Death and surrealism

A French Exit is the fine art of leaving a party without saying goodbye. French Exit, the book, is about a woman who is trying to leave the party of life without saying goodbye to anyone, except maybe her son. It only works to a particular degree.

It starts with Frances (the woman, notorious for finding her husband’s body, closing the door, and going skiing for the weekend instead of reporting it) and Malcolm (her adult son, whose main life ambition seems to be to do as little as humanly possible) leaving a party early because they can, with Malcolm having stolen a framed picture from the wealthy household. You shortly find out that Frances has almost spent all of the money she inherited from her very wealthy husband; she and her son, who leaves behind a fiancée, soon leave for Paris along with their cat.

Their lives get weirder, more absurdist, once they’re in Paris. They collect people around them, ranging from a private detective who only speaks barely-passible English to an unemployed American woman who can see when people are about to die. Weird, in French Exit, is good.
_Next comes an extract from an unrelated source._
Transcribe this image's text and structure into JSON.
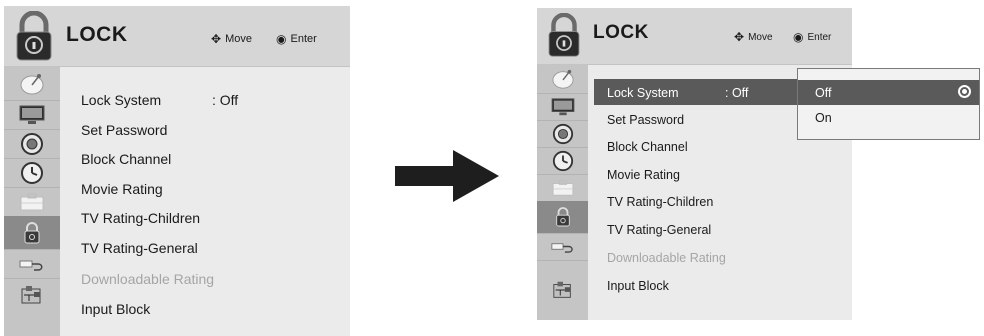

I won’t spoil the ending, but the entire book is death-obsessed and nihilistic in that way that only wealthy upper-class people can be nihilistic. It is funny, and I would recommend it, but only if you’re in the mood for something that most people would consider to be a little bit off.